━━━━━ PROVIDED RECORDS

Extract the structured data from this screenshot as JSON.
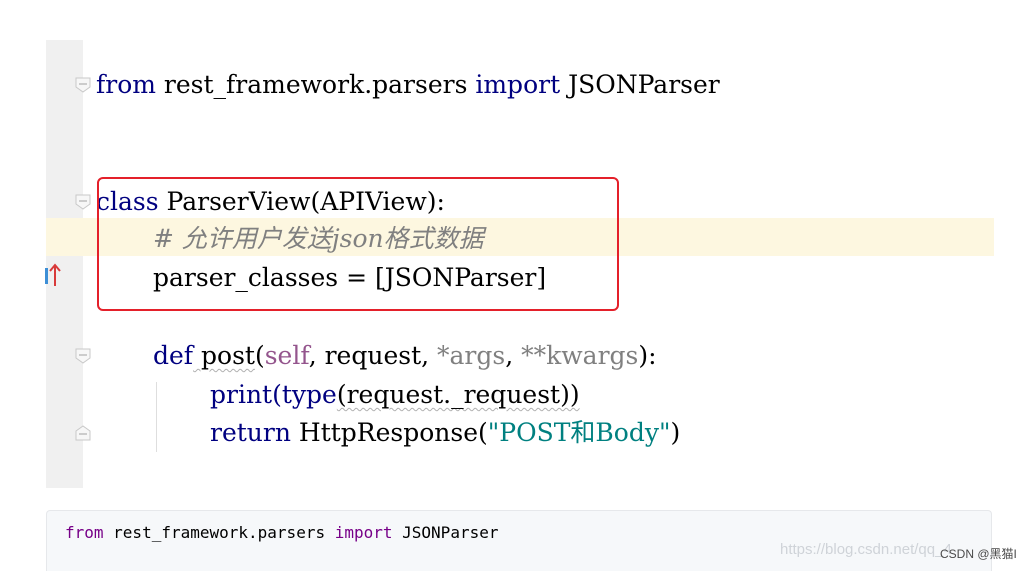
{
  "editor": {
    "line1": {
      "kw_from": "from",
      "module": " rest_framework.parsers ",
      "kw_import": "import",
      "name": " JSONParser"
    },
    "line2": {
      "kw_class": "class",
      "name": " ParserView(APIView):"
    },
    "line3": {
      "comment": "# 允许用户发送json格式数据"
    },
    "line4": {
      "text": "parser_classes = [JSONParser]"
    },
    "line5": {
      "kw_def": "def",
      "fname": " post",
      "open": "(",
      "self": "self",
      "sep1": ", request, ",
      "args": "*args",
      "sep2": ", ",
      "kwargs": "**kwargs",
      "close": "):"
    },
    "line6": {
      "print": "print",
      "open": "(",
      "type": "type",
      "rest": "(request._request))"
    },
    "line7": {
      "kw_return": "return",
      "call": " HttpResponse(",
      "string": "\"POST和Body\"",
      "close": ")"
    }
  },
  "snippet": {
    "kw_from": "from",
    "module": " rest_framework.parsers ",
    "kw_import": "import",
    "name": " JSONParser"
  },
  "watermark": {
    "url": "https://blog.csdn.net/qq_4",
    "csdn": "CSDN @黑猫I"
  },
  "colors": {
    "keyword": "#000080",
    "string": "#008080",
    "comment": "#808080",
    "highlight_border": "#e4202a",
    "caret_line": "#fdf7e0"
  },
  "icons": [
    "fold-open-icon",
    "fold-end-icon",
    "override-arrow-icon"
  ]
}
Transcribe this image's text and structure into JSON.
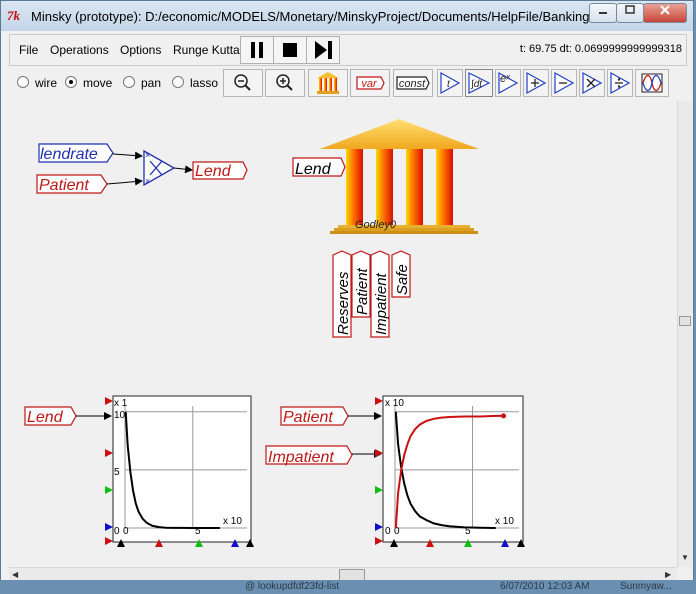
{
  "window": {
    "title": "Minsky (prototype): D:/economic/MODELS/Monetary/MinskyProject/Documents/HelpFile/BankingExa...",
    "app_icon": "tk-feather-icon"
  },
  "menu": {
    "file": "File",
    "operations": "Operations",
    "options": "Options",
    "runge_kutta": "Runge Kutta"
  },
  "run_controls": [
    "pause",
    "stop",
    "step"
  ],
  "status": {
    "text": "t: 69.75 dt: 0.0699999999999318"
  },
  "modes": {
    "wire": "wire",
    "move": "move",
    "pan": "pan",
    "lasso": "lasso",
    "selected": "move"
  },
  "toolbar": {
    "var_label": "var",
    "const_label": "const",
    "time_label": "t",
    "integral_label": "∫dt",
    "exp_label": "eˣ"
  },
  "canvas": {
    "inputs": {
      "lendrate": "lendrate",
      "patient": "Patient",
      "lend": "Lend"
    },
    "godley": {
      "name": "Godley0",
      "var": "Lend",
      "accounts": [
        "Reserves",
        "Patient",
        "Impatient",
        "Safe"
      ]
    },
    "plot1": {
      "input": "Lend",
      "y_exp": "x 1",
      "x_exp": "x 10",
      "y_max": "10",
      "y_mid": "5",
      "y_min": "0",
      "x_min": "0",
      "x_mid": "5"
    },
    "plot2": {
      "input1": "Patient",
      "input2": "Impatient",
      "y_exp": "x 10",
      "x_exp": "x 10",
      "y_min": "0",
      "x_min": "0",
      "x_mid": "5"
    }
  },
  "background_strip": [
    "@ lookupdfdf23fd-list",
    "6/07/2010 12:03 AM",
    "Sunmyaw..."
  ],
  "chart_data": [
    {
      "type": "line",
      "series": [
        {
          "values": [
            [
              0.05,
              10
            ],
            [
              0.2,
              7.1
            ],
            [
              0.4,
              4.8
            ],
            [
              0.6,
              3.2
            ],
            [
              0.8,
              2.1
            ],
            [
              1.0,
              1.4
            ],
            [
              1.3,
              0.8
            ],
            [
              1.6,
              0.45
            ],
            [
              2.0,
              0.2
            ],
            [
              2.5,
              0.08
            ],
            [
              3.0,
              0.03
            ],
            [
              3.5,
              0.01
            ],
            [
              4.0,
              0.01
            ],
            [
              5.0,
              0
            ],
            [
              6.0,
              0
            ],
            [
              7.0,
              0
            ]
          ],
          "color": "#000000"
        }
      ],
      "xlim": [
        0,
        9
      ],
      "ylim": [
        0,
        10.5
      ],
      "grid": true
    },
    {
      "type": "line",
      "series": [
        {
          "values": [
            [
              0.05,
              10
            ],
            [
              0.2,
              7.2
            ],
            [
              0.4,
              5.2
            ],
            [
              0.6,
              3.8
            ],
            [
              0.8,
              2.8
            ],
            [
              1.0,
              2.1
            ],
            [
              1.3,
              1.45
            ],
            [
              1.6,
              1.0
            ],
            [
              2.0,
              0.7
            ],
            [
              2.5,
              0.4
            ],
            [
              3.0,
              0.25
            ],
            [
              3.5,
              0.15
            ],
            [
              4.5,
              0.05
            ],
            [
              5.5,
              0.02
            ],
            [
              6.5,
              0
            ]
          ],
          "color": "#000000"
        },
        {
          "values": [
            [
              0.05,
              0
            ],
            [
              0.2,
              3.0
            ],
            [
              0.4,
              5.0
            ],
            [
              0.6,
              6.3
            ],
            [
              0.8,
              7.2
            ],
            [
              1.0,
              7.9
            ],
            [
              1.3,
              8.5
            ],
            [
              1.6,
              8.9
            ],
            [
              2.0,
              9.2
            ],
            [
              2.5,
              9.4
            ],
            [
              3.0,
              9.5
            ],
            [
              3.5,
              9.55
            ],
            [
              4.5,
              9.6
            ],
            [
              5.5,
              9.6
            ],
            [
              6.5,
              9.65
            ],
            [
              7.0,
              9.65
            ]
          ],
          "color": "#cc1010"
        }
      ],
      "xlim": [
        0,
        8
      ],
      "ylim": [
        0,
        10.5
      ],
      "grid": true
    }
  ]
}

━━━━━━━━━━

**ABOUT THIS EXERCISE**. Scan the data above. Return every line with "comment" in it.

**YOUR SOLUTION**.
      "comment": "# 允许用户发送json格式数据"
    "comment": "#808080",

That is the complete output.